Messages on the ASUAF list-serve frequently find their way into The Sun Star, whether it is a note about an appointment being filled, legislation to lobby for scholarships, or another action that affects students. If Leonard is moving discussion to a private list that the press and public don’t have access to, how much information are we going to lose?
Public notice of meetings is required by law and, legal or not, the public has the right to know what the government is doing, whether that government is federal or student. Public notice will probably still be sent out via the list-serve. Beyond that, your guess is as good as mine. Leonard’s message didn’t shed any light on what he plans to e-mail the new list about, so I don’t know what else we’ll still have access to. I hope the only information lost will be trivial debates and drama. But if the discussion and notification that once happened on the list-serve is moved to a private list, students will lose a major source of information about their elected officials.

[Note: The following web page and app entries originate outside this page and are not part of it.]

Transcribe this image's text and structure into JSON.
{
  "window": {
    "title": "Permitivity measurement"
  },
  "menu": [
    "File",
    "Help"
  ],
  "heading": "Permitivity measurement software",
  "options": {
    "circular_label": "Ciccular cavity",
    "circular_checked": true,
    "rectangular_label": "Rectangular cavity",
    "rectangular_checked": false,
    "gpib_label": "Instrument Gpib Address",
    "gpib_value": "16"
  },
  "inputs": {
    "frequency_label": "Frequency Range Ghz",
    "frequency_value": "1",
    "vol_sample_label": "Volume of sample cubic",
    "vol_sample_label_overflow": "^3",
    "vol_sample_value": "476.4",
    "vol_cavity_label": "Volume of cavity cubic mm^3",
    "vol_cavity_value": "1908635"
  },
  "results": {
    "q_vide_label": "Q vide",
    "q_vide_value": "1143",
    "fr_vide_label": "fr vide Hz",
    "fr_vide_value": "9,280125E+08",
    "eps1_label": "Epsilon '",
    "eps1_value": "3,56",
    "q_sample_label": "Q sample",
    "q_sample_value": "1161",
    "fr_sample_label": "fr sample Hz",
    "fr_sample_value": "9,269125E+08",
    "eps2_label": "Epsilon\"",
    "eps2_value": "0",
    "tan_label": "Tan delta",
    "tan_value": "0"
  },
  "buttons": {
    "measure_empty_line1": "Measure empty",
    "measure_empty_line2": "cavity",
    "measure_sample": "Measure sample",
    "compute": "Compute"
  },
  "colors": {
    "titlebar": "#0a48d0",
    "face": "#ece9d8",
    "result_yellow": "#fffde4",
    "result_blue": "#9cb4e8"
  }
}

At the end of his message, Leonard mentioned that he would send a copy of his resume out via his new e-mail list so that people could see it before his confirmation hearing. While there might not be a legal requirement that the constituents he’s going to serve are able to see it, wouldn’t it be nice if we could? As it stands now, the only thing we know from his list-serve message was listed at the end of his message as a signature: his degrees (a Bachelor of Science in Mathematics and a Bachelor of Arts in Philosophy) and his class standing (senior).
That isn’t much for the rest of us to go by. Hopefully as the semester plays out, Leonard will allow the public to see the process by which he governs. It isn’t warranted yet, but if communication moves to elusive private venues, the recently departed student body president won’t be the only person connected to ASUAF that gets compared to Sarah Palin.